• **EXERCISE AIM**
Within the listing, how many lines include "JSON"? Please answer with a bare number.

• **RECORDS FOR THIS TASK**
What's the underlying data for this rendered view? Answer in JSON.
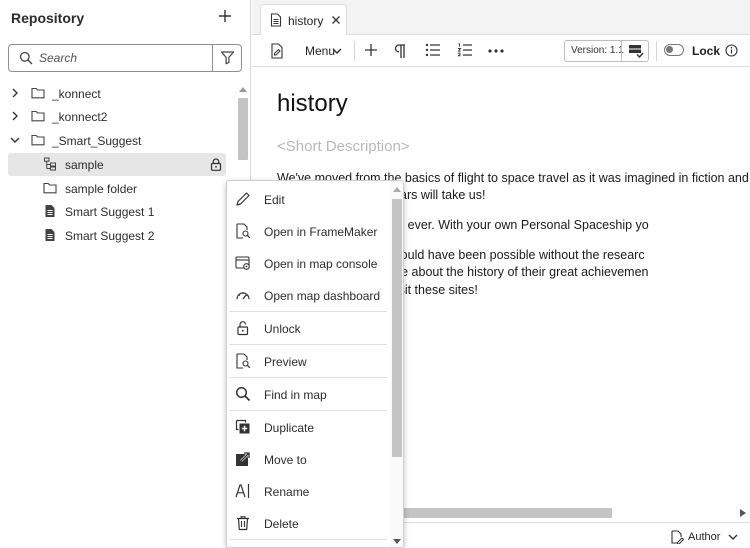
{
  "repository": {
    "title": "Repository",
    "search_placeholder": "Search",
    "tree": [
      {
        "label": "_konnect",
        "expanded": false
      },
      {
        "label": "_konnect2",
        "expanded": false
      },
      {
        "label": "_Smart_Suggest",
        "expanded": true
      },
      {
        "label": "sample",
        "selected": true,
        "locked": true
      },
      {
        "label": "sample folder"
      },
      {
        "label": "Smart Suggest 1"
      },
      {
        "label": "Smart Suggest 2"
      }
    ]
  },
  "tab": {
    "label": "history"
  },
  "toolbar": {
    "menu_label": "Menu",
    "version_label": "Version: 1.1",
    "lock_label": "Lock"
  },
  "editor": {
    "title": "history",
    "short_description": "<Short Description>",
    "paragraphs": [
      "We've moved from the basics of flight to space travel as it was imagined in fiction and seen",
      "where the next 100 years will take us!",
      "ace flight is closer than ever. With your own Personal Spaceship yo",
      "Personal Spaceship would have been possible without the researc",
      "at NASA. To learn more about the history of their great achievemen",
      "ture of NASA holds, visit these sites!"
    ]
  },
  "status": {
    "author_label": "Author"
  },
  "context_menu": {
    "items": [
      {
        "label": "Edit",
        "icon": "pencil-icon"
      },
      {
        "label": "Open in FrameMaker",
        "icon": "framemaker-icon"
      },
      {
        "label": "Open in map console",
        "icon": "map-console-icon"
      },
      {
        "label": "Open map dashboard",
        "icon": "dashboard-gauge-icon"
      },
      {
        "label": "Unlock",
        "icon": "unlock-icon"
      },
      {
        "label": "Preview",
        "icon": "preview-icon"
      },
      {
        "label": "Find in map",
        "icon": "magnifier-icon"
      },
      {
        "label": "Duplicate",
        "icon": "duplicate-icon"
      },
      {
        "label": "Move to",
        "icon": "move-to-icon"
      },
      {
        "label": "Rename",
        "icon": "rename-icon"
      },
      {
        "label": "Delete",
        "icon": "trash-icon"
      }
    ]
  }
}
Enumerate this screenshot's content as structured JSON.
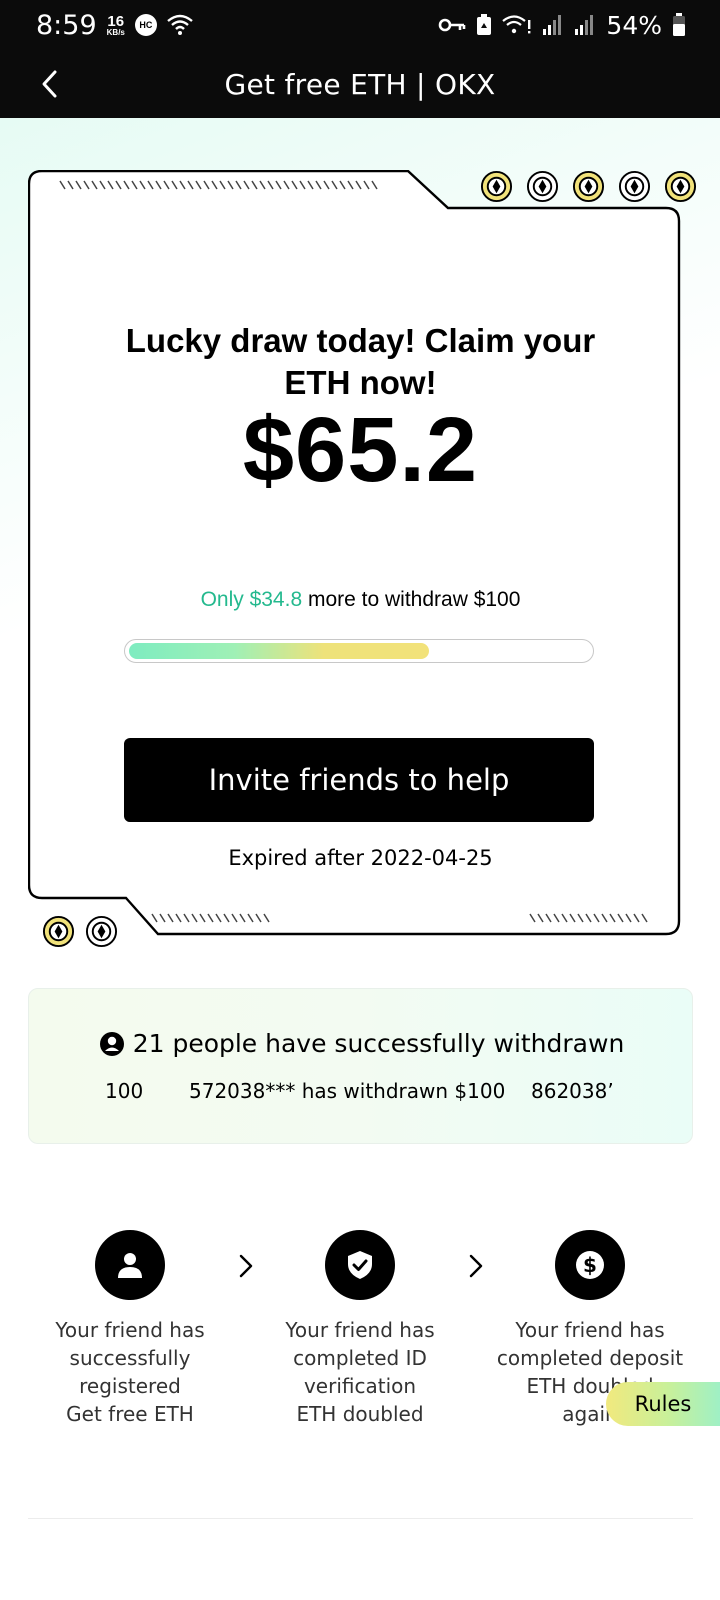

• **SOLUTION TO THE PROBLEM**
2